## Exercise aim
The listing below must be repeated word for word, with its images excluded.

## Supplied records
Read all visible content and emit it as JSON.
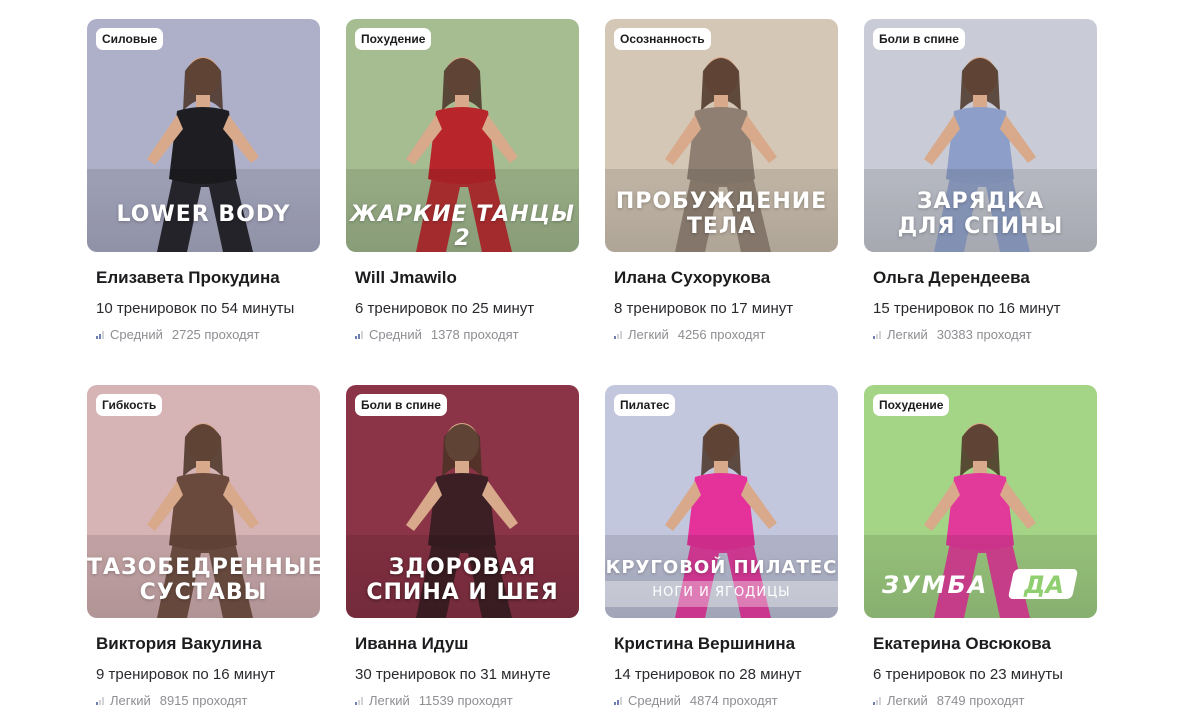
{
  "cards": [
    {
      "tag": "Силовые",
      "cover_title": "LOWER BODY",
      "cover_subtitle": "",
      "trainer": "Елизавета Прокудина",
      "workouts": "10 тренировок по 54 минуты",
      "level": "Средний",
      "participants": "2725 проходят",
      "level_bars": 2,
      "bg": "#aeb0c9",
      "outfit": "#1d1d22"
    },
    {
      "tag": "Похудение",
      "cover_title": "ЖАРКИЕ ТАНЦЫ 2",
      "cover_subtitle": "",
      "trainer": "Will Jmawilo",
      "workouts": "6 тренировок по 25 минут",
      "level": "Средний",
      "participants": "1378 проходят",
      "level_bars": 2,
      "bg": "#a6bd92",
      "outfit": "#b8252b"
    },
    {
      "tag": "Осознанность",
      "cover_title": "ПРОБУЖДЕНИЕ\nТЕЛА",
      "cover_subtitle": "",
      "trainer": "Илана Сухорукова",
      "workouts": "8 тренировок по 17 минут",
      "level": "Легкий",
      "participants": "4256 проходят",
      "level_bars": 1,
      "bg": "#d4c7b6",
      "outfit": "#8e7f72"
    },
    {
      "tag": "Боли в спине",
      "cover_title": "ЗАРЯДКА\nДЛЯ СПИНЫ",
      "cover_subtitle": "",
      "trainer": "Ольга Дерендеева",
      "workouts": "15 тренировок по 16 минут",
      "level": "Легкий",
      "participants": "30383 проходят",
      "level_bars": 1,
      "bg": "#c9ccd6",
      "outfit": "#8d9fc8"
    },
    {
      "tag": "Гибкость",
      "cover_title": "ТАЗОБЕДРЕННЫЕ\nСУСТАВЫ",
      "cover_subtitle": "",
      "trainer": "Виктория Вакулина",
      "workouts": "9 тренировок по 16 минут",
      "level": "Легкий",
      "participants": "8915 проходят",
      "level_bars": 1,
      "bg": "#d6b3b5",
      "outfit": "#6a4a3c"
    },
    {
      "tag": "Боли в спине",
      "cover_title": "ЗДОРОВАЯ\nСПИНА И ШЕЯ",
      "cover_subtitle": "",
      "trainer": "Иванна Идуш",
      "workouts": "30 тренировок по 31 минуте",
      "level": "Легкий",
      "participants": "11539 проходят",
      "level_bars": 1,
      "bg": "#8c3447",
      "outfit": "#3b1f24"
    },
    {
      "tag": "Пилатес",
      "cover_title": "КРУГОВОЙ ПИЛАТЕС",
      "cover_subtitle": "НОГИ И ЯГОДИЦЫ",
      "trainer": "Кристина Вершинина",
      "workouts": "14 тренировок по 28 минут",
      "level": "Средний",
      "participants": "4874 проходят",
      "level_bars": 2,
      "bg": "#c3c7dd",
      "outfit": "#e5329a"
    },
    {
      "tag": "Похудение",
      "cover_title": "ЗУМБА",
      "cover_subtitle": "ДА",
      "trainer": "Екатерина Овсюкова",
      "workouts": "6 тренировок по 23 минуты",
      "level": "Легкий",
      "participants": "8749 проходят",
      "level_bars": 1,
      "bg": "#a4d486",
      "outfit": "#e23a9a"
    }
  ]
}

## Result of the exercise
Read all visible content and emit it as JSON.
{
  "cards": [
    {
      "tag": "Силовые",
      "cover_title": "LOWER BODY",
      "cover_subtitle": "",
      "trainer": "Елизавета Прокудина",
      "workouts": "10 тренировок по 54 минуты",
      "level": "Средний",
      "participants": "2725 проходят",
      "level_bars": 2,
      "bg": "#aeb0c9",
      "outfit": "#1d1d22"
    },
    {
      "tag": "Похудение",
      "cover_title": "ЖАРКИЕ ТАНЦЫ 2",
      "cover_subtitle": "",
      "trainer": "Will Jmawilo",
      "workouts": "6 тренировок по 25 минут",
      "level": "Средний",
      "participants": "1378 проходят",
      "level_bars": 2,
      "bg": "#a6bd92",
      "outfit": "#b8252b"
    },
    {
      "tag": "Осознанность",
      "cover_title": "ПРОБУЖДЕНИЕ\nТЕЛА",
      "cover_subtitle": "",
      "trainer": "Илана Сухорукова",
      "workouts": "8 тренировок по 17 минут",
      "level": "Легкий",
      "participants": "4256 проходят",
      "level_bars": 1,
      "bg": "#d4c7b6",
      "outfit": "#8e7f72"
    },
    {
      "tag": "Боли в спине",
      "cover_title": "ЗАРЯДКА\nДЛЯ СПИНЫ",
      "cover_subtitle": "",
      "trainer": "Ольга Дерендеева",
      "workouts": "15 тренировок по 16 минут",
      "level": "Легкий",
      "participants": "30383 проходят",
      "level_bars": 1,
      "bg": "#c9ccd6",
      "outfit": "#8d9fc8"
    },
    {
      "tag": "Гибкость",
      "cover_title": "ТАЗОБЕДРЕННЫЕ\nСУСТАВЫ",
      "cover_subtitle": "",
      "trainer": "Виктория Вакулина",
      "workouts": "9 тренировок по 16 минут",
      "level": "Легкий",
      "participants": "8915 проходят",
      "level_bars": 1,
      "bg": "#d6b3b5",
      "outfit": "#6a4a3c"
    },
    {
      "tag": "Боли в спине",
      "cover_title": "ЗДОРОВАЯ\nСПИНА И ШЕЯ",
      "cover_subtitle": "",
      "trainer": "Иванна Идуш",
      "workouts": "30 тренировок по 31 минуте",
      "level": "Легкий",
      "participants": "11539 проходят",
      "level_bars": 1,
      "bg": "#8c3447",
      "outfit": "#3b1f24"
    },
    {
      "tag": "Пилатес",
      "cover_title": "КРУГОВОЙ ПИЛАТЕС",
      "cover_subtitle": "НОГИ И ЯГОДИЦЫ",
      "trainer": "Кристина Вершинина",
      "workouts": "14 тренировок по 28 минут",
      "level": "Средний",
      "participants": "4874 проходят",
      "level_bars": 2,
      "bg": "#c3c7dd",
      "outfit": "#e5329a"
    },
    {
      "tag": "Похудение",
      "cover_title": "ЗУМБА",
      "cover_subtitle": "ДА",
      "trainer": "Екатерина Овсюкова",
      "workouts": "6 тренировок по 23 минуты",
      "level": "Легкий",
      "participants": "8749 проходят",
      "level_bars": 1,
      "bg": "#a4d486",
      "outfit": "#e23a9a"
    }
  ]
}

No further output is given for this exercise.